When Sai Baba first arrived at Shirdi he took shelter under a margosa or neem tree in the outskirts of the village. This place is now called Gurusthan, meaning the place of the guru. Baba gave a lot of importance to the role of a guru in helping a devotee to gain enlightenment. He said, “In human life, the guru’s place is prominent. By keeping faith in the guru everything is gained. A devotee’s entire strength is due to his guru and devotion to a guru is superior to devotion to gods and goddesses. The guru is the Supreme Being.”
There is a large flourishing neem tree here that even during the lifetime of Baba was revered by people. However his attitude to the tree was as always, one of complete practicality. Once a building called Sathe Wada was being constructed nearby and a branch of the tree was in the way but the labourers were nervous about cutting it, thinking it would displease Baba. When he heard about it Baba immediately gave his permission but the labourers were still reluctant about touching the tree. Then Baba himself climbed the tree and chopped off the branch.
Today beside the neem tree, Gurusthan has a pair of marble padukas on a pedestal that were installed there during Baba’s lifetime. There is a large marble platform with a small shrine with a shivalingam. A small dhuni fire burns nearby and there is an image of Sai Baba.
Sai Baba turned a wasteland behind Dwarkamai into a garden with his own hands. He planted flowers and trees and tended to them and he would visit this area every day accompanied by his disciple Abdul Baba. On his way to the garden Baba would walk out of Dwarkamai and along the way he would always stand for a moment before a small Vitthala temple. Today a small shrine with a pair of marble padukas marks the spot where he used to stand.
Today Lendi Bagh has been landscaped with lawns, paved walking paths, flower beds and fountains. Baba had planted a neem and a Bodhi tree here and between the two trees the Nanda Deep burns. This is a perpetually burning lamp that was originally lit by Baba and he asked Abdul Baba to tend it. Sai Baba would often sit nearby in deep meditation and perform special rituals by sprinkling water in the four directions around the lamp.

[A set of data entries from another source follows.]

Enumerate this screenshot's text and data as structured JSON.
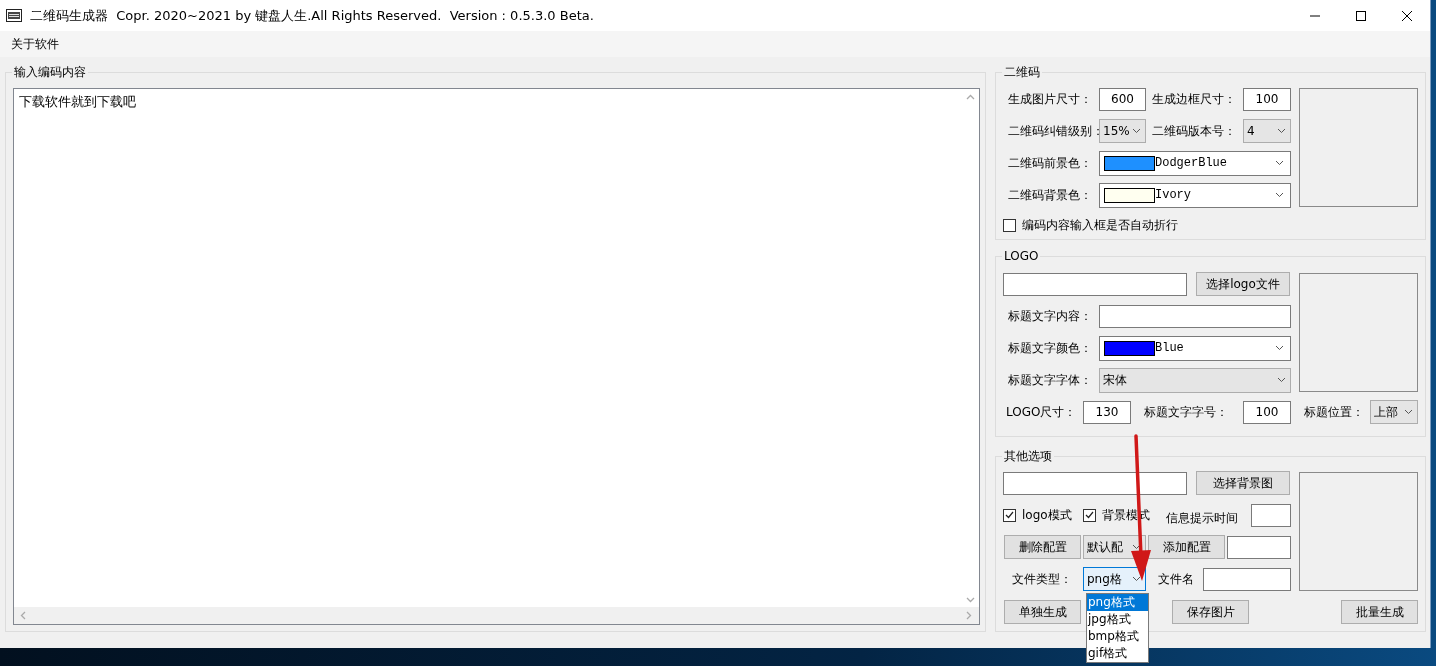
{
  "window": {
    "title": "二维码生成器  Copr. 2020~2021 by 键盘人生.All Rights Reserved.  Version : 0.5.3.0 Beta."
  },
  "menu": [
    {
      "label": "关于软件"
    }
  ],
  "input_group": {
    "title": "输入编码内容",
    "content": "下载软件就到下载吧"
  },
  "qr_code": {
    "title": "二维码",
    "image_size_label": "生成图片尺寸：",
    "image_size": "600",
    "border_size_label": "生成边框尺寸：",
    "border_size": "100",
    "error_level_label": "二维码纠错级别：",
    "error_level": "15%",
    "version_label": "二维码版本号：",
    "version": "4",
    "foreground_label": "二维码前景色：",
    "foreground": {
      "name": "DodgerBlue",
      "color": "#1e90ff"
    },
    "background_label": "二维码背景色：",
    "background": {
      "name": "Ivory",
      "color": "#fffff0"
    },
    "wrap_checkbox": {
      "label": "编码内容输入框是否自动折行",
      "checked": false
    }
  },
  "logo": {
    "title": "LOGO",
    "choose_button": "选择logo文件",
    "caption_label": "标题文字内容：",
    "color_label": "标题文字颜色：",
    "color": {
      "name": "Blue",
      "color": "#0000ff"
    },
    "font_label": "标题文字字体：",
    "font": "宋体",
    "size_label": "LOGO尺寸：",
    "size": "130",
    "font_size_label": "标题文字字号：",
    "font_size": "100",
    "position_label": "标题位置：",
    "position": "上部"
  },
  "other": {
    "title": "其他选项",
    "choose_button": "选择背景图",
    "checkboxes": [
      {
        "label": "logo模式",
        "checked": true
      },
      {
        "label": "背景模式",
        "checked": true
      }
    ],
    "tip_time_label": "信息提示时间",
    "delete_button": "删除配置",
    "config": "默认配",
    "add_button": "添加配置",
    "file_type_label": "文件类型：",
    "file_type": "png格",
    "file_name_label": "文件名",
    "single_button": "单独生成",
    "save_button": "保存图片",
    "batch_button": "批量生成"
  },
  "file_type_dropdown": {
    "options": [
      {
        "label": "png格式",
        "selected": true
      },
      {
        "label": "jpg格式",
        "selected": false
      },
      {
        "label": "bmp格式",
        "selected": false
      },
      {
        "label": "gif格式",
        "selected": false
      }
    ]
  }
}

Khandoba is a popular pastoral deity of Maharashtra and is now worshipped as a form of Lord Shiva. The Khandoba Temple that once stood at the outskirts of the village of Shirdi plays an important part in the legend of Sai Baba. It was here that a young man wearing the kafni robe of a Muslim faqir arrived in the wedding procession of Chand Patil. Here he was seen by Mhalsapati, the priest of the Khandoba Temple who greeted him by saying, “Ya Sai!” or welcome Sai. One day the nameless faqir would be called Sai Baba and Mhalsapati would become one of his most devoted disciples.
Inside the small shrine there is a colourful image of the deity Khadoba flanked by his two wives Mhalsa, worshipped as a form of Parvati and Baanai a form of the River Ganga. The old banyan tree outside the temple is said to be the one under which the bullock cart carrying the marriage party had stopped over a century and half ago. Upasani Maharaj, a prominent devotee of Sai Baba stayed here for two years and got the shrine renovated.

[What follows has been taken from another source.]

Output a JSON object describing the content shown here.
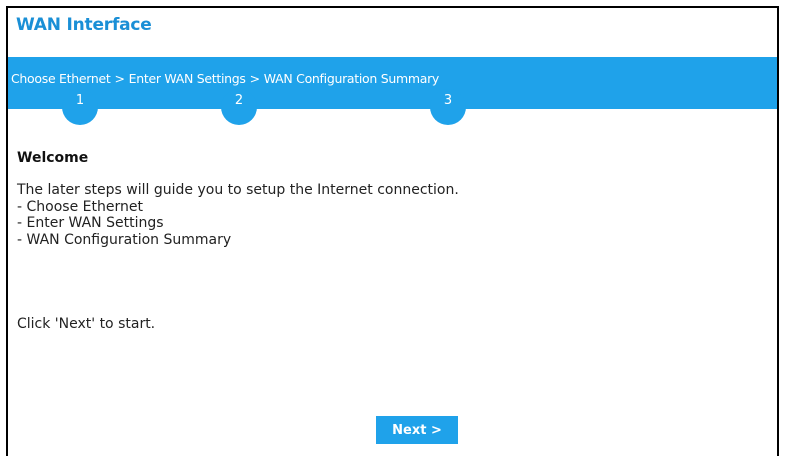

This small green painted cottage was the home of one of Sai Baba’s most devoted companions who personally too care of him. The cottage stands opposite the Chavadi and contains some memorabilia of Sai Baba.

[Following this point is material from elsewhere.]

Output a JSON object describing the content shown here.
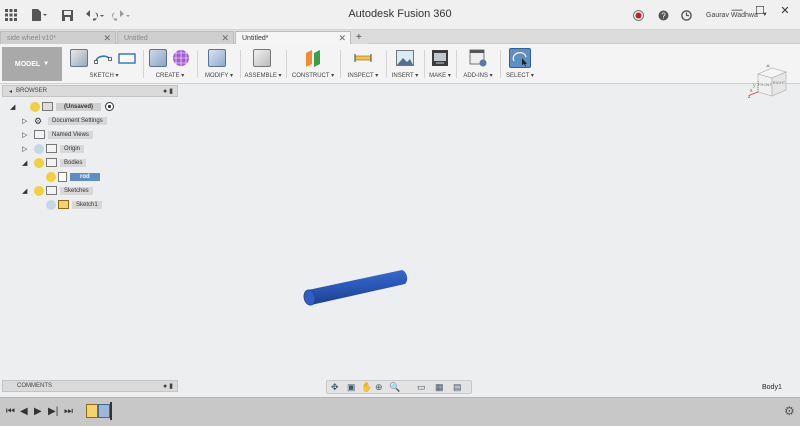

This museum displays some of the simple possessions of the saint of Shirdi. The most interesting display is of some rare black and white photographs of Sai Baba. It also has a kafni worn by Baba, leather padukas, a set of his chillims in which he smoked tobacco and such every day things like gramophone records, water tumblers, cooking utensils and a stone on which Baba sat to take his bath.